* [Task directions] Lines holding the string "Version": copy each one from the listing below.

◆ ◆ ◆ ◆ ◆ ◆ ◆

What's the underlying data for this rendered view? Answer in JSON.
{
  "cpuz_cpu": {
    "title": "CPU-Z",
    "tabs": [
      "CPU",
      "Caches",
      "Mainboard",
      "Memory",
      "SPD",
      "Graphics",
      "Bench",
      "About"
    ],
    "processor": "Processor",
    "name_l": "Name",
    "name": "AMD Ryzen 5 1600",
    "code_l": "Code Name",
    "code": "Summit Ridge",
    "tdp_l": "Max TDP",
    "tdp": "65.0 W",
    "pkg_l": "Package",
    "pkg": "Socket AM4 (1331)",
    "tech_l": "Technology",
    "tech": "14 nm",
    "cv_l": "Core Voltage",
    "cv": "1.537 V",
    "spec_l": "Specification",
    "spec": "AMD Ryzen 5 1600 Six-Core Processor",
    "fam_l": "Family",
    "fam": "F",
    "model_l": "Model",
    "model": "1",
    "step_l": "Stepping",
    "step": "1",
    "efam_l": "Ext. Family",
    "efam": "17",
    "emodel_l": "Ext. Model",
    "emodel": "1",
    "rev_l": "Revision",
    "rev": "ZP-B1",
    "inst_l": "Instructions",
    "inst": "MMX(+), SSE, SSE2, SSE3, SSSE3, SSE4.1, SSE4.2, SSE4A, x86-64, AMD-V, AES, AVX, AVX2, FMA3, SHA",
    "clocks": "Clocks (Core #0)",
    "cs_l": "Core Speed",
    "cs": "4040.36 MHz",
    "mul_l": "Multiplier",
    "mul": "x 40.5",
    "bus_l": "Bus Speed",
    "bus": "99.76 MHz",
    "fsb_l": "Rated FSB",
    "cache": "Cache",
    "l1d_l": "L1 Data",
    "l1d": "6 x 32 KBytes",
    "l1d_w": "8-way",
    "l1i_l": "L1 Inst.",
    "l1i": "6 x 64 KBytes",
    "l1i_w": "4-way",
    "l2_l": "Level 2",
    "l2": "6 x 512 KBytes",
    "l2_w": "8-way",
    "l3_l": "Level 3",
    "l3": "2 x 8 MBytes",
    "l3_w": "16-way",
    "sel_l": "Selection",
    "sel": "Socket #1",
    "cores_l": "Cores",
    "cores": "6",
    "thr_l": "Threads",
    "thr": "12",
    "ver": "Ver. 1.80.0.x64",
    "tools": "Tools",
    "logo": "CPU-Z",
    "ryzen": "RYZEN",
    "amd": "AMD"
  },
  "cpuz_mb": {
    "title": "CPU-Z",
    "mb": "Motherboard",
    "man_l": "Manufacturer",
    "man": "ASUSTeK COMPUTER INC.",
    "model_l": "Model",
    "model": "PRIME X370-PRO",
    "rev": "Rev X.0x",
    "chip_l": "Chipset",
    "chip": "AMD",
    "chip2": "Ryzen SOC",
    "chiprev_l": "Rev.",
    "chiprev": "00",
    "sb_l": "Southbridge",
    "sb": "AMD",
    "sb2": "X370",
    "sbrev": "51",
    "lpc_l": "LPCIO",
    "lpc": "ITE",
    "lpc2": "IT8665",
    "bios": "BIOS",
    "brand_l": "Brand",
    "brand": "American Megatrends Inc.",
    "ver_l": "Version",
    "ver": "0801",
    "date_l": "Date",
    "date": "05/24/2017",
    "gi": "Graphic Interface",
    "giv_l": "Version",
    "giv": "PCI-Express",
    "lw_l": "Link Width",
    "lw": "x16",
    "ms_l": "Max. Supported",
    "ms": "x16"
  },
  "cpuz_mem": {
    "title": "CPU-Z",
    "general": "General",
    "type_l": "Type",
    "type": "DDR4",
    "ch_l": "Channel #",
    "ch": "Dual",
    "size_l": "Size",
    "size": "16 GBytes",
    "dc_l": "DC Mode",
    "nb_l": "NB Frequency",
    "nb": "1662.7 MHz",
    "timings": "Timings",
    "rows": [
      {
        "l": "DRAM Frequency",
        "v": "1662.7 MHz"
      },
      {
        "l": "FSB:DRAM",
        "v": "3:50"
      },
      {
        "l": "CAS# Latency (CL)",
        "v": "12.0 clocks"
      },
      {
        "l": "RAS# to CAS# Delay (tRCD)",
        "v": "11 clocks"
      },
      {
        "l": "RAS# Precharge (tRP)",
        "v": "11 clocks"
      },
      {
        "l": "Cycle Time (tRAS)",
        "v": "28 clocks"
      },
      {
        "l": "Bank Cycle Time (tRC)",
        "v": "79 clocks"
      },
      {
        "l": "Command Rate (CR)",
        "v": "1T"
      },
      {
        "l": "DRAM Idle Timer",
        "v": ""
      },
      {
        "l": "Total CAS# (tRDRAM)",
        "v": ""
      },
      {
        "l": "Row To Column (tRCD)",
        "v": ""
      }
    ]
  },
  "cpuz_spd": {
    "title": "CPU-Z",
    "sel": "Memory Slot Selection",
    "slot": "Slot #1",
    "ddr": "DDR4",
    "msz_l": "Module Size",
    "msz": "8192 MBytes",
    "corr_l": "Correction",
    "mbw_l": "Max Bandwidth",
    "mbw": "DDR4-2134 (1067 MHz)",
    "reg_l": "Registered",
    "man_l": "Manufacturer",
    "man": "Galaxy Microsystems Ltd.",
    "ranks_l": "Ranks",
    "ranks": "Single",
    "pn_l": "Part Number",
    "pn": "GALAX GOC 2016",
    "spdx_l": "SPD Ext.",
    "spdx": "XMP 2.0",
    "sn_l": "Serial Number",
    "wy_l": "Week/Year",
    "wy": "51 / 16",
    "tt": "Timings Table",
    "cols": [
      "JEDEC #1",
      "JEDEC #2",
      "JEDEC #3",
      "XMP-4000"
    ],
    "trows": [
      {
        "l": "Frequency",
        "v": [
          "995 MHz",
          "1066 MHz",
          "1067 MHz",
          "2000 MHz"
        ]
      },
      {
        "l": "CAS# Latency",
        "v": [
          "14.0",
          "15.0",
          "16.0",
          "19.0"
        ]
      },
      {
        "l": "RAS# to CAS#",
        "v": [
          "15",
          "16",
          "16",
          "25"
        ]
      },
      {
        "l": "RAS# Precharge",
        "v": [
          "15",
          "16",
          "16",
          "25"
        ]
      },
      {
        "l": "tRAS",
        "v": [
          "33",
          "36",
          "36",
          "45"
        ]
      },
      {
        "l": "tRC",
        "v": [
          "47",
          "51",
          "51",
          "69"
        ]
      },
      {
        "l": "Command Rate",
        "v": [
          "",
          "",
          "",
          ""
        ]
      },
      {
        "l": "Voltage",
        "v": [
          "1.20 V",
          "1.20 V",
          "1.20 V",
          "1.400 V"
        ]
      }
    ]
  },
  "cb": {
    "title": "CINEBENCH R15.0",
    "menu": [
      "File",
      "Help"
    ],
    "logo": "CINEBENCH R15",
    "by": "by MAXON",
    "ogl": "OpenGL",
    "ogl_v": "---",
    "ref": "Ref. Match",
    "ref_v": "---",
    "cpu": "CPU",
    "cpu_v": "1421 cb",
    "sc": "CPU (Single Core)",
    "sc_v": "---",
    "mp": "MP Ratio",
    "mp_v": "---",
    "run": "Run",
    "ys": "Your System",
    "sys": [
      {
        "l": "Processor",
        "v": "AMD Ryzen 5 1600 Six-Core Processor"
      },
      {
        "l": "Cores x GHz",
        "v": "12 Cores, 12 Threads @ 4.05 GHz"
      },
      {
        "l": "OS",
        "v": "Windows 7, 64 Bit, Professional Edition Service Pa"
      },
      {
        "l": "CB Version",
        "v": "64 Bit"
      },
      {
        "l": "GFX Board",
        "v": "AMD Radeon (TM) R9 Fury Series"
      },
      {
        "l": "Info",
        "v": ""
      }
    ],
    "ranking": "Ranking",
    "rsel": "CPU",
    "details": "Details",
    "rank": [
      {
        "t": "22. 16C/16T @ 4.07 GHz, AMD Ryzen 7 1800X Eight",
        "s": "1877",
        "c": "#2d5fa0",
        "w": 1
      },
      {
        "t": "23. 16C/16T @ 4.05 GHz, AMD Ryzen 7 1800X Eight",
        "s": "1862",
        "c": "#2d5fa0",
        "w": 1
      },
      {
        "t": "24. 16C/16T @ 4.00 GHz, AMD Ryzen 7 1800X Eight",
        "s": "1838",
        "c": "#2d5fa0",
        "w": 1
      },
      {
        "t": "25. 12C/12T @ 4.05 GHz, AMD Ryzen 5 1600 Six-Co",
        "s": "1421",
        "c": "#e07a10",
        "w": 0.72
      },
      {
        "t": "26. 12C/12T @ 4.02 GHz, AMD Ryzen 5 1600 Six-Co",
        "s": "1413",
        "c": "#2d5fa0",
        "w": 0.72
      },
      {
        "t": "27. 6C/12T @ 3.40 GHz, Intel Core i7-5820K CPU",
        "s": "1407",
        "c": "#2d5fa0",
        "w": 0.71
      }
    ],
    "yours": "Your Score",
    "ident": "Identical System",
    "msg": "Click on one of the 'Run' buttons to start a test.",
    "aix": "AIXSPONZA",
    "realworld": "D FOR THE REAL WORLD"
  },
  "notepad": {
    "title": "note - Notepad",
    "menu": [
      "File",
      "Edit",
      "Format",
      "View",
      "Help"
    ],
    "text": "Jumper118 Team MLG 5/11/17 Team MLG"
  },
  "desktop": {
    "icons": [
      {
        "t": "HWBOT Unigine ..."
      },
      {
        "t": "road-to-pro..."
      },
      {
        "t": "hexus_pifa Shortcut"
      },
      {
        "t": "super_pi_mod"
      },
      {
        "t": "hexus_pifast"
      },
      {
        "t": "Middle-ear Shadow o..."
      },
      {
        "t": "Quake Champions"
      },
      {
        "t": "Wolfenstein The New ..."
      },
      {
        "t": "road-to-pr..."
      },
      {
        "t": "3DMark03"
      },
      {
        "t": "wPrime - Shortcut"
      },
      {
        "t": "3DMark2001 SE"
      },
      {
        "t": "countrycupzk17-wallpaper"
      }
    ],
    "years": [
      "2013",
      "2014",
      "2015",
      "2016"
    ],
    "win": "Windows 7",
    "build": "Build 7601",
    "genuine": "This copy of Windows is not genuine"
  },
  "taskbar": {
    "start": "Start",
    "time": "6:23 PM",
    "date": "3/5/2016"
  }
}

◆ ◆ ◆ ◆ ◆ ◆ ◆

* [Response to the exercise]
    "ver_l": "Version",
    "giv_l": "Version",
        "l": "CB Version",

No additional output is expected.